Monday, 20 May 2013

Julie's got it covered.

Now that the weather is finally beginning to warm up, there are a lot more things to see and do with your time off. On the one hand, it's great, because getting out and about means a lot more things around you. By the same token, however, that also means distractions when you're driving. Our dad was notorious for this, which was troubling when the road you were on happened to be little more than a track clinging to one side of a valley...

It does tend to provide a talking point though... hehehe...

Earlier today, Julie and myself were taking a drive through the Sussex countryside. With perfect timing, though, it began to rain at precisely the moment we walked out of the house. Just a few drops at first, but when we got into the car, the spots turned to a spattering, and as we drove away along the seafront, it turned heavier.

Well, crud.
It goes without saying, of course, that the latest weather report had it as being beautifully sunny all day.

I shouldn't moan, really. As we progressed, we passed one of those open-topped tour buses; astonishingly, there were still a couple of determined tourists staring forward defiantly from beneath soggy raincoats. Pillocks. You'd never catch us doing something as asinine as that (*coughs uncomfortably...).

Something else we saw was an open-topped kit car with a Q registration plate.

For persons not in the know, the letter 'Q' is generally not included on a UK car registration plate, as it's considered to be too similar to the number zero. However, for kits, rebuilds and vehicles of unsure origins, the Government whacks a 'Q' right there for everyone to see.

Julie wasn't too worried about that, though. For her, a far more interesting (and fair, I have to admit) point was how wet people inside that car would get.

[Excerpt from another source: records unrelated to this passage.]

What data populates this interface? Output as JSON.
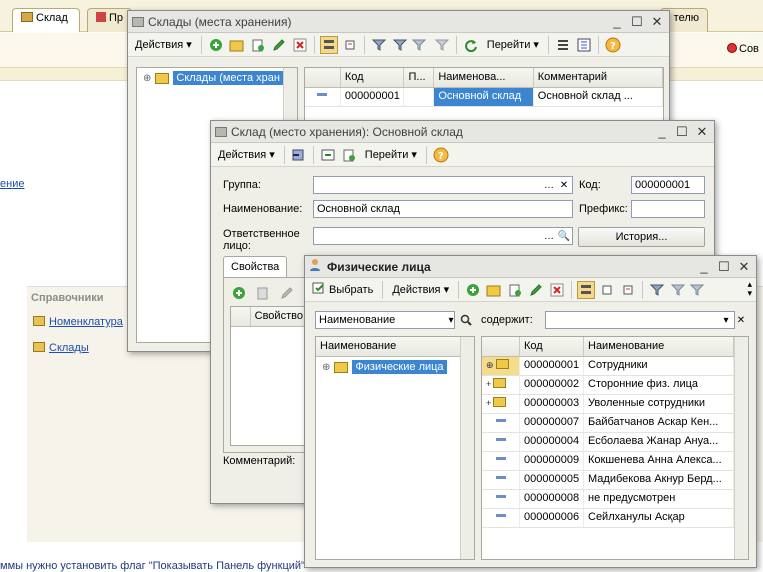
{
  "background": {
    "tabs": [
      {
        "label": "Склад",
        "active": true
      },
      {
        "label": "Пр",
        "active": false
      },
      {
        "label": "телю",
        "active": false
      }
    ],
    "toolbar_right_label": "Сов",
    "left_link": "ение",
    "section_title": "Справочники",
    "links": [
      "Номенклатура",
      "Склады"
    ],
    "status_text": "ммы нужно установить флаг \"Показывать Панель функций\""
  },
  "warehouses_window": {
    "title": "Склады (места хранения)",
    "toolbar": {
      "actions": "Действия",
      "goto": "Перейти"
    },
    "tree_item": "Склады (места хран",
    "columns": [
      "Код",
      "П...",
      "Наименова...",
      "Комментарий"
    ],
    "rows": [
      {
        "code": "000000001",
        "p": "",
        "name": "Основной склад",
        "comment": "Основной склад ..."
      }
    ]
  },
  "warehouse_form": {
    "title": "Склад (место хранения): Основной склад",
    "toolbar": {
      "actions": "Действия",
      "goto": "Перейти"
    },
    "group_label": "Группа:",
    "group_value": "",
    "code_label": "Код:",
    "code_value": "000000001",
    "name_label": "Наименование:",
    "name_value": "Основной склад",
    "prefix_label": "Префикс:",
    "prefix_value": "",
    "responsible_label_1": "Ответственное",
    "responsible_label_2": "лицо:",
    "responsible_value": "",
    "history_button": "История...",
    "tab_properties": "Свойства",
    "props_column": "Свойство",
    "comment_label": "Комментарий:"
  },
  "persons_window": {
    "title": "Физические лица",
    "toolbar": {
      "select": "Выбрать",
      "actions": "Действия"
    },
    "search_field": "Наименование",
    "contains_label": "содержит:",
    "contains_value": "",
    "tree_header": "Наименование",
    "tree_item": "Физические лица",
    "list_columns": {
      "code": "Код",
      "name": "Наименование"
    },
    "rows": [
      {
        "type": "folder-expandable",
        "code": "000000001",
        "name": "Сотрудники"
      },
      {
        "type": "folder",
        "code": "000000002",
        "name": "Сторонние физ. лица"
      },
      {
        "type": "folder",
        "code": "000000003",
        "name": "Уволенные сотрудники"
      },
      {
        "type": "item",
        "code": "000000007",
        "name": "Байбатчанов Аскар Кен..."
      },
      {
        "type": "item",
        "code": "000000004",
        "name": "Есболаева Жанар Ануа..."
      },
      {
        "type": "item",
        "code": "000000009",
        "name": "Кокшенева Анна Алекса..."
      },
      {
        "type": "item",
        "code": "000000005",
        "name": "Мадибекова Акнур Берд..."
      },
      {
        "type": "item",
        "code": "000000008",
        "name": "не предусмотрен"
      },
      {
        "type": "item",
        "code": "000000006",
        "name": "Сейлханулы Асқар"
      }
    ]
  },
  "colors": {
    "selection": "#3c86d1",
    "link": "#1a4eb0",
    "folder": "#f0c94a"
  }
}
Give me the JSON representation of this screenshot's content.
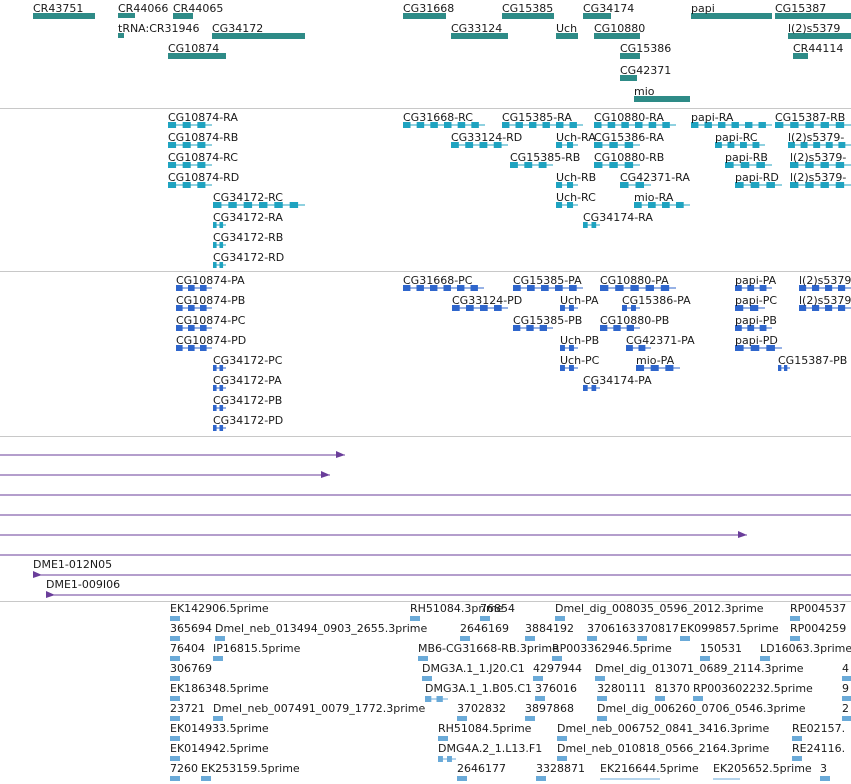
{
  "tracks": [
    {
      "name": "gene-track",
      "color": "#2e8b87",
      "features": [
        {
          "label": "CR43751"
        },
        {
          "label": "CR44066"
        },
        {
          "label": "CR44065"
        },
        {
          "label": "CG31668"
        },
        {
          "label": "CG15385"
        },
        {
          "label": "CG34174"
        },
        {
          "label": "papi"
        },
        {
          "label": "CG15387"
        },
        {
          "label": "tRNA:CR31946"
        },
        {
          "label": "CG34172"
        },
        {
          "label": "CG33124"
        },
        {
          "label": "Uch"
        },
        {
          "label": "CG10880"
        },
        {
          "label": "l(2)s5379"
        },
        {
          "label": "CG10874"
        },
        {
          "label": "CG15386"
        },
        {
          "label": "CR44114"
        },
        {
          "label": "CG42371"
        },
        {
          "label": "mio"
        }
      ]
    },
    {
      "name": "transcript-track",
      "color": "#1fa3c0",
      "features": [
        {
          "label": "CG10874-RA"
        },
        {
          "label": "CG10874-RB"
        },
        {
          "label": "CG10874-RC"
        },
        {
          "label": "CG10874-RD"
        },
        {
          "label": "CG34172-RC"
        },
        {
          "label": "CG34172-RA"
        },
        {
          "label": "CG34172-RB"
        },
        {
          "label": "CG34172-RD"
        },
        {
          "label": "CG31668-RC"
        },
        {
          "label": "CG33124-RD"
        },
        {
          "label": "CG15385-RA"
        },
        {
          "label": "Uch-RA"
        },
        {
          "label": "CG15385-RB"
        },
        {
          "label": "Uch-RB"
        },
        {
          "label": "Uch-RC"
        },
        {
          "label": "CG10880-RA"
        },
        {
          "label": "CG15386-RA"
        },
        {
          "label": "CG10880-RB"
        },
        {
          "label": "CG42371-RA"
        },
        {
          "label": "mio-RA"
        },
        {
          "label": "CG34174-RA"
        },
        {
          "label": "papi-RA"
        },
        {
          "label": "papi-RC"
        },
        {
          "label": "papi-RB"
        },
        {
          "label": "papi-RD"
        },
        {
          "label": "CG15387-RB"
        },
        {
          "label": "l(2)s5379-"
        },
        {
          "label": "l(2)s5379-"
        },
        {
          "label": "l(2)s5379-"
        }
      ]
    },
    {
      "name": "protein-track",
      "color": "#2f66cc",
      "features": [
        {
          "label": "CG10874-PA"
        },
        {
          "label": "CG10874-PB"
        },
        {
          "label": "CG10874-PC"
        },
        {
          "label": "CG10874-PD"
        },
        {
          "label": "CG34172-PC"
        },
        {
          "label": "CG34172-PA"
        },
        {
          "label": "CG34172-PB"
        },
        {
          "label": "CG34172-PD"
        },
        {
          "label": "CG31668-PC"
        },
        {
          "label": "CG33124-PD"
        },
        {
          "label": "CG15385-PA"
        },
        {
          "label": "Uch-PA"
        },
        {
          "label": "CG15385-PB"
        },
        {
          "label": "Uch-PB"
        },
        {
          "label": "Uch-PC"
        },
        {
          "label": "CG10880-PA"
        },
        {
          "label": "CG15386-PA"
        },
        {
          "label": "CG10880-PB"
        },
        {
          "label": "CG42371-PA"
        },
        {
          "label": "mio-PA"
        },
        {
          "label": "CG34174-PA"
        },
        {
          "label": "papi-PA"
        },
        {
          "label": "papi-PC"
        },
        {
          "label": "papi-PB"
        },
        {
          "label": "papi-PD"
        },
        {
          "label": "l(2)s5379"
        },
        {
          "label": "l(2)s5379"
        },
        {
          "label": "CG15387-PB"
        }
      ]
    },
    {
      "name": "clone-track",
      "color": "#6a3d9a",
      "features": [
        {
          "label": ""
        },
        {
          "label": ""
        },
        {
          "label": ""
        },
        {
          "label": ""
        },
        {
          "label": ""
        },
        {
          "label": ""
        },
        {
          "label": "DME1-012N05"
        },
        {
          "label": "DME1-009I06"
        }
      ]
    },
    {
      "name": "est-track",
      "color": "#6aaad8",
      "features": [
        {
          "label": "EK142906.5prime"
        },
        {
          "label": "RH51084.3prime"
        },
        {
          "label": "76854"
        },
        {
          "label": "Dmel_dig_008035_0596_2012.3prime"
        },
        {
          "label": "RP004537"
        },
        {
          "label": "365694"
        },
        {
          "label": "Dmel_neb_013494_0903_2655.3prime"
        },
        {
          "label": "2646169"
        },
        {
          "label": "3884192"
        },
        {
          "label": "3706163"
        },
        {
          "label": "370817"
        },
        {
          "label": "EK099857.5prime"
        },
        {
          "label": "RP004259"
        },
        {
          "label": "76404"
        },
        {
          "label": "IP16815.5prime"
        },
        {
          "label": "MB6-CG31668-RB.3prime"
        },
        {
          "label": "RP003362946.5prime"
        },
        {
          "label": "150531"
        },
        {
          "label": "LD16063.3prime"
        },
        {
          "label": "306769"
        },
        {
          "label": "DMG3A.1_1.J20.C1"
        },
        {
          "label": "4297944"
        },
        {
          "label": "Dmel_dig_013071_0689_2114.3prime"
        },
        {
          "label": "4"
        },
        {
          "label": "EK186348.5prime"
        },
        {
          "label": "DMG3A.1_1.B05.C1"
        },
        {
          "label": "376016"
        },
        {
          "label": "3280111"
        },
        {
          "label": "81370"
        },
        {
          "label": "RP003602232.5prime"
        },
        {
          "label": "9"
        },
        {
          "label": "23721"
        },
        {
          "label": "Dmel_neb_007491_0079_1772.3prime"
        },
        {
          "label": "3702832"
        },
        {
          "label": "3897868"
        },
        {
          "label": "Dmel_dig_006260_0706_0546.3prime"
        },
        {
          "label": "2"
        },
        {
          "label": "EK014933.5prime"
        },
        {
          "label": "RH51084.5prime"
        },
        {
          "label": "Dmel_neb_006752_0841_3416.3prime"
        },
        {
          "label": "RE02157."
        },
        {
          "label": "EK014942.5prime"
        },
        {
          "label": "DMG4A.2_1.L13.F1"
        },
        {
          "label": "Dmel_neb_010818_0566_2164.3prime"
        },
        {
          "label": "RE24116."
        },
        {
          "label": "7260"
        },
        {
          "label": "EK253159.5prime"
        },
        {
          "label": "2646177"
        },
        {
          "label": "3328871"
        },
        {
          "label": "EK216644.5prime"
        },
        {
          "label": "EK205652.5prime"
        },
        {
          "label": "3"
        }
      ]
    }
  ]
}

After all, it wasn't even a drop-top (convertible). I pointed out that the interior was probably mostly if not entirely waterproof to some degree. Not only that, if they decided to use it for a shopping run or similar, they could always throw a tarpaulin over the back seat.

Okay. Time to shift gears.

I have a very curious mind, especially when it comes to words. I love how various languages relate to each other, how words can have different meanings but the same historical root, how the English language evolved... well, you get the idea. I'm a word nerd.

When I mentioned to Julie about the possibility of tarpaulin usage, my WN gene switched on and suddenly decided it wanted to know the historical roots of the word. Unfortunately, I wondered this aloud to my wife, someone who has, at best, a most pragmatic approach to the English language.

Well played, love. Well played.

For anyone that is interested in the etymological roots of the word 'tarpaulin', here is the Wikipedia entry.

Of course, if you happen to be anything like myself, you're going to want to look up the entry for 'palling', and thereby doom yourself to hours of chained searches on Wikipedia....